In May, Atlanta MC Killer Mike released one of the year’s best hip-hop albums — “rebellious African people’s music” — in collaboration with producer/rapper extraordinaire El-P.
“Reagan” is one of the album’s most fiery tracks, addressing the former president’s “war on drugs” and how it disproportionately targeted African Americans while actually making black neighborhoods more drug-infested. Mike ultimately proclaims, “I’m glad [that] Reagan[‘s] dead,” but he lumps all recent presidents together as serving the same unseen forces, launching overt and covert wars to make the rich richer.
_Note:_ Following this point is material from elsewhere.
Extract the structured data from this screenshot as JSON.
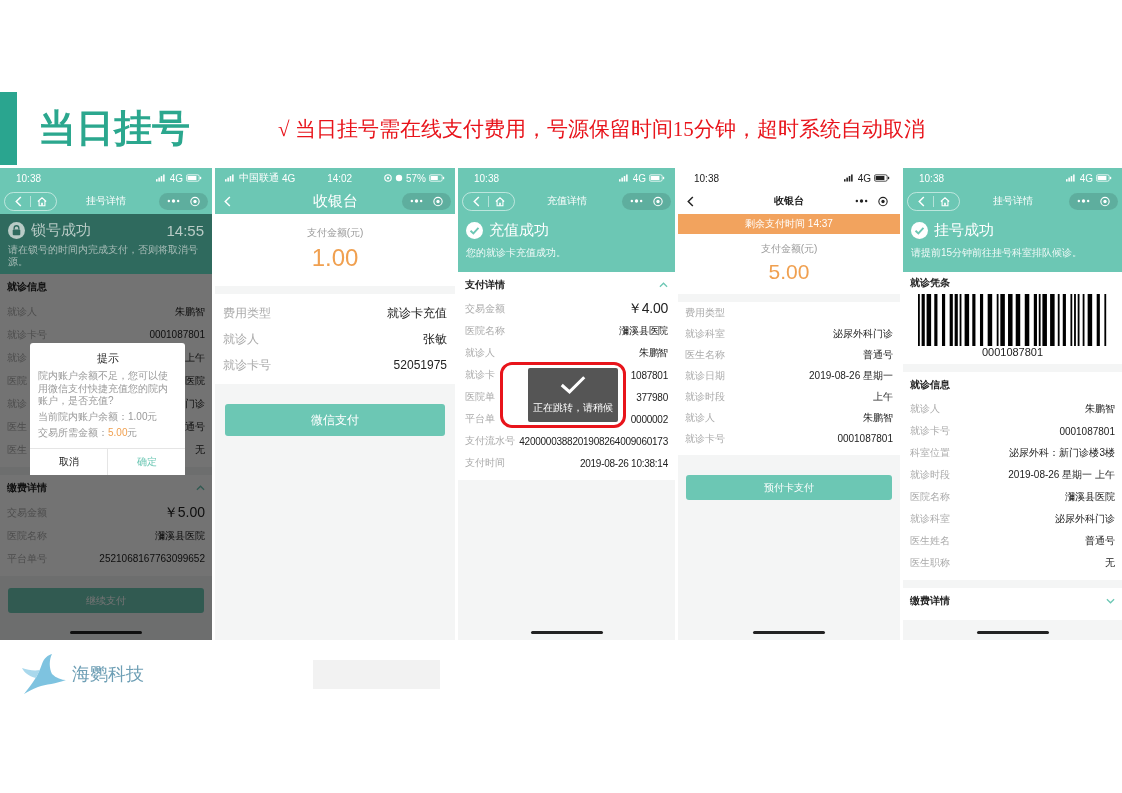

Like words themselves, Atlanta rap veteran Mike Render (a.k.a. Killer Mike) has the potential to be misunderstood. The hardcore southern rhymer — who first came to prominence thanks to his affiliation with Outkast — is a self-proclaimed “pan-Africanist gangster rapper, civic leader, and activist,” and his profile as the latter has been elevated recently by outspoken campaigns for Trayvon Martin, Troy Davis, and the Occupy movement.
Since disbanding at the end of the ’90s, underground hip-hop favorite Company Flow has had fans clamoring for more. Now, following a few one-off reunion gigs, El-P, Bigg Jus, and Mr. Len are hitting Chicago for the first time, and we’re giving away two tickets to a random ALARM reader.
Morrow: With a background in hip hop as well as hardcore and punk, New Jersey rapper GDP approaches his genre with a unique perspective, coupling an unfiltered vocabulary with sociopolitical themes, banging beats, and a decidedly Aesop Rock-style delivery.
His newest full-length, Useless Eaters, quickly gets at the underbelly of America, whether discussing drugs, war profiteering, climate change, or big-brother distrust. “Neural Circuitry” begins the album with high-energy hi-hats and a nearly G-funk synth groove, but it hits hardest with its subject matter: hardcore drug use. There’s underlying intellect, however, and in making a passing reference to Afghani opiates, GDP rhymes, “Soldiers aren’t dying for us / they’re risking their lives for the change / a full ride to college or a meaningless grave.”
Hajduch: Australian producer Aoi makes clanging, colorful synth-based beats that remind me somewhat of the kaleidoscopic dubstep pushed by people like Hyetal. It’s glammy and full of square waves, and for all the clamor and seeming lightness, it still bangs. The fidgety beats fit GDP’s restless rhymes well. He’s equally comfortable deploring battle rap as he is deploying it.
Das Racist occupies a unique place in hip hop. Its free-associative rap goes a mile a minute, riddled with the sort of postmodern deconstructionist lyrics that make publications like the New York Times rave. Much has been written about the group and its perceived seriousness, which, in turn, is turned into more fodder for Das Racist’s rhymes (as evidenced in the track “hahahaha jk,” posted below).
Whatever your opinion of its music, there’s no question that Das Racist wears its cultural and political awareness on its proverbial sleeve. With that in mind, we asked Ashok Kondabolu of the Brooklyn-based trio to name his favorite political rap songs.
1. Public Enemy: “Shut ‘Em Down” (Pete Rock Remix)
My favorite remix of all time. Pete’s short verse is ill (and sort of hilarious), and the beat’s insistence over and under Chuck D‘s screaming-ass voice is incredible. The clipped rapping on here serves really well as some “movement music.”
“I testified My mama cried Black people died When the other man lied”
I mean, that’s an awesome way to start a song about corporate redistribution of wealth!